The government of India has reportedly withdrawn the Personal Data Protection Bill, which it had unveiled back in 2019, garnering immense scrutiny from tech giants and privacy advocates over fear that the bill could restrict their way of managing sensitive information while granting authorities more powers to access it.
according to reports, the retraction comes as a surprise as lawmakers in the country had previously hinted that the bill could come into effect soon.
The center received several amendments and recommendations from a parliamentary panel, which included lawmakers from PM Narendra Modi’s ruling party.
Rajeev Chandrasekhar, the Junior IT Minister of India, stated that the panel identified multiple issues that were relevant yet beyond the extent of modern digital privacy law.
Chandrasekhar added that the government will work on a comprehensive legal framework and come up with a new bill.
The proposed Personal Protection Data Bill was meant to empower citizens with their rights related to data. India, the second largest internet market globally, has been seeing a boom in personal data in recent years as people came online for the first time and began consuming large amounts of apps.
However, it also brought uncertainty on how much power government agencies, private companies, and individuals had over the data.
Ashwini Vaishnaw, the country’s IT Minister, stated that the proposed bill was planned out in detail by the Joint Committee of Parliament, with 12 recommendations and 81 amendments given towards making a comprehensive legal framework regarding the digital ecosystem.
In a written statement, Vaishnaw elaborated that following the JCP report, authorities are working on a comprehensive legal framework, and have therefore proposed the withdrawal of ‘The Personal Data Protection Bill, 2019’. The government now plans to present a new bill in its stead, one that fits better into the framework.
Many industry stakeholders had criticized the previous bill, with Internet Freedom Foundation, a local privacy advocacy group, stating that it gave large exemptions to government sectors while prioritizing the interests of large corporations.
The group added that the bill does not respect the fundamental right to privacy adequately.

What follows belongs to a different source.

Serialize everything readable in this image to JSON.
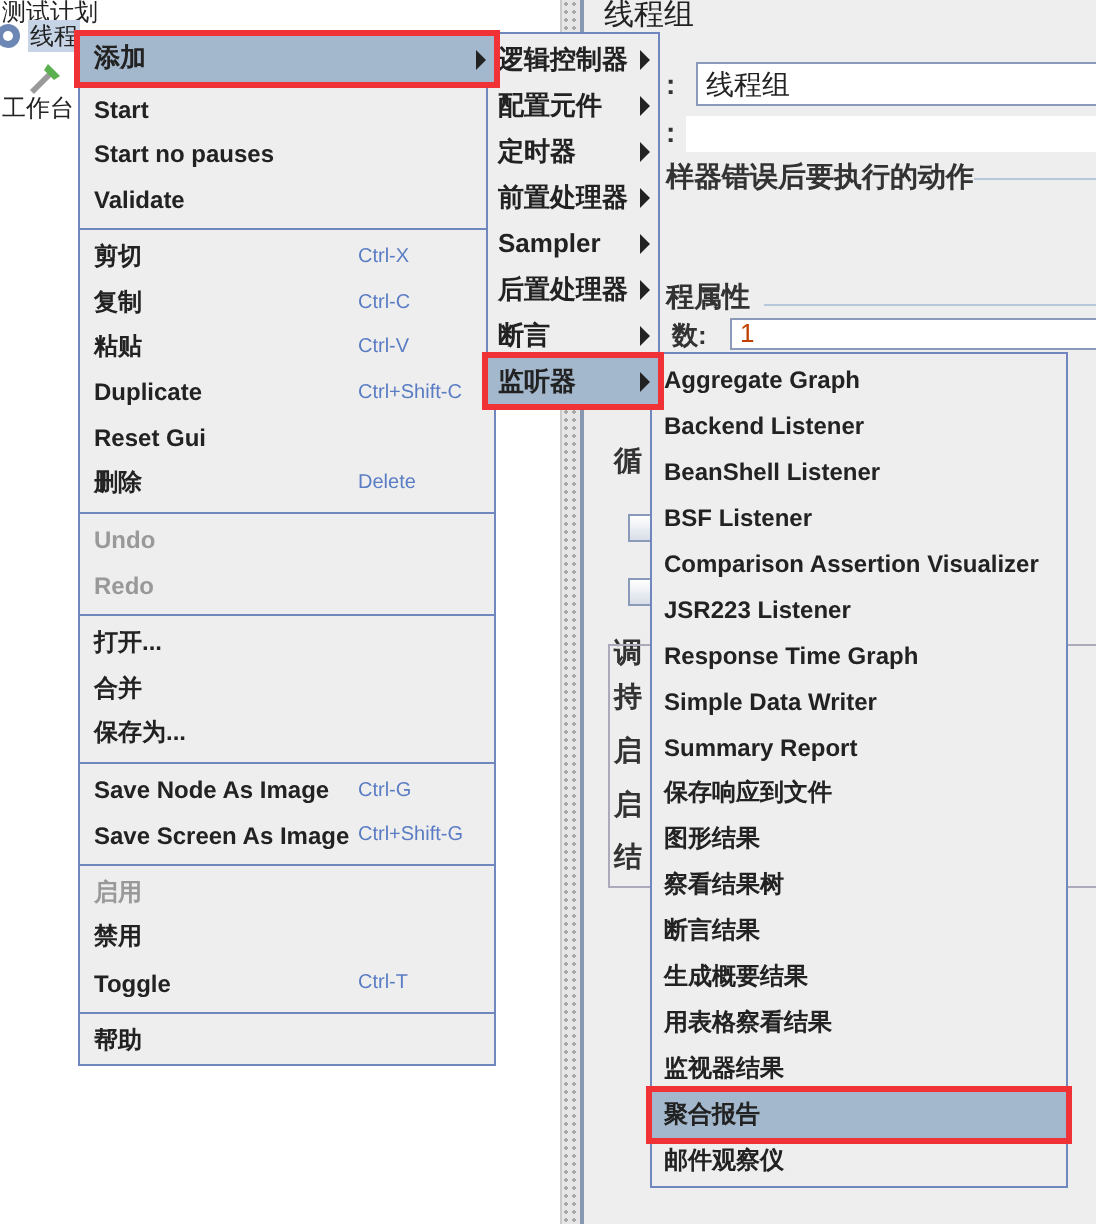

Google, Meta, and Amazon were among those who expressed concerns over the recommendations made by the JCP, as the bill also required firms to store only certain sensitive and critical data.